**Dataset excerpts**
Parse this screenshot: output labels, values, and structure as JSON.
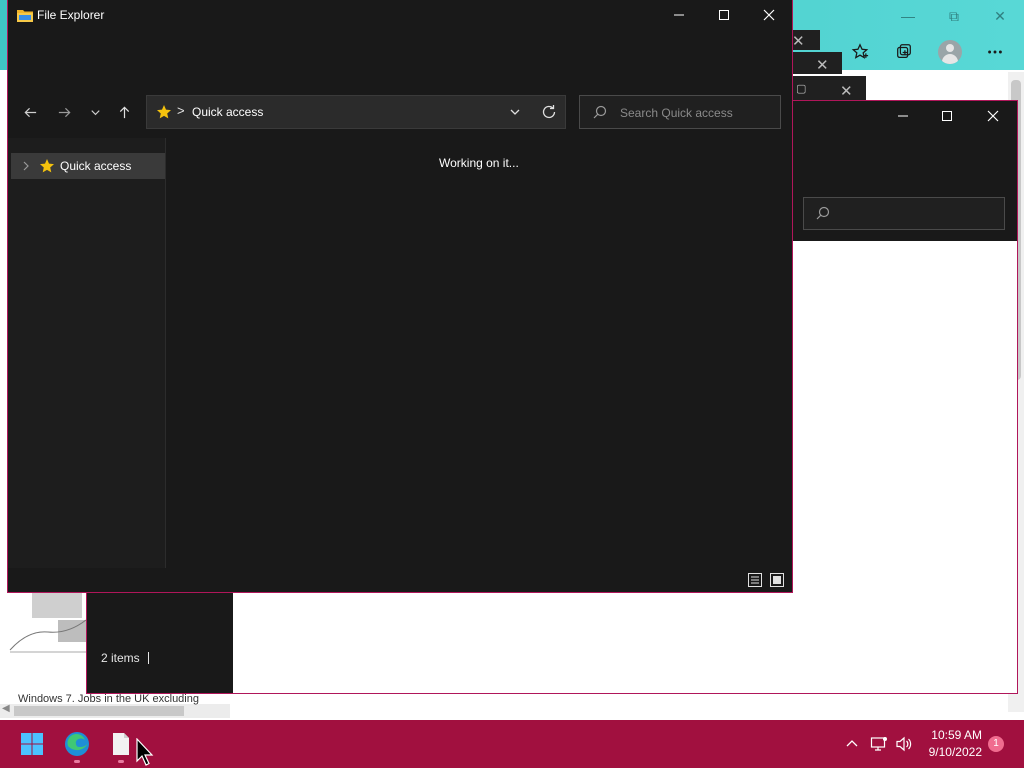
{
  "file_explorer": {
    "title": "File Explorer",
    "address": "Quick access",
    "address_separator": ">",
    "search_placeholder": "Search Quick access",
    "nav_item": "Quick access",
    "status_message": "Working on it..."
  },
  "background_explorer": {
    "status": "2 items"
  },
  "background_browser": {
    "page_text": "Windows 7. Jobs in the UK excluding"
  },
  "taskbar": {
    "time": "10:59 AM",
    "date": "9/10/2022",
    "notification_count": "1",
    "icons": [
      "windows-start-icon",
      "edge-icon",
      "file-icon"
    ]
  },
  "colors": {
    "taskbar": "#a1103f",
    "window_border": "#b0165a",
    "explorer_bg": "#191919",
    "accent_star": "#f4c20d",
    "edge_teal": "#40c4c4"
  }
}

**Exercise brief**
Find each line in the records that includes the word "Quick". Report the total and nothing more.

**Output of the task**
3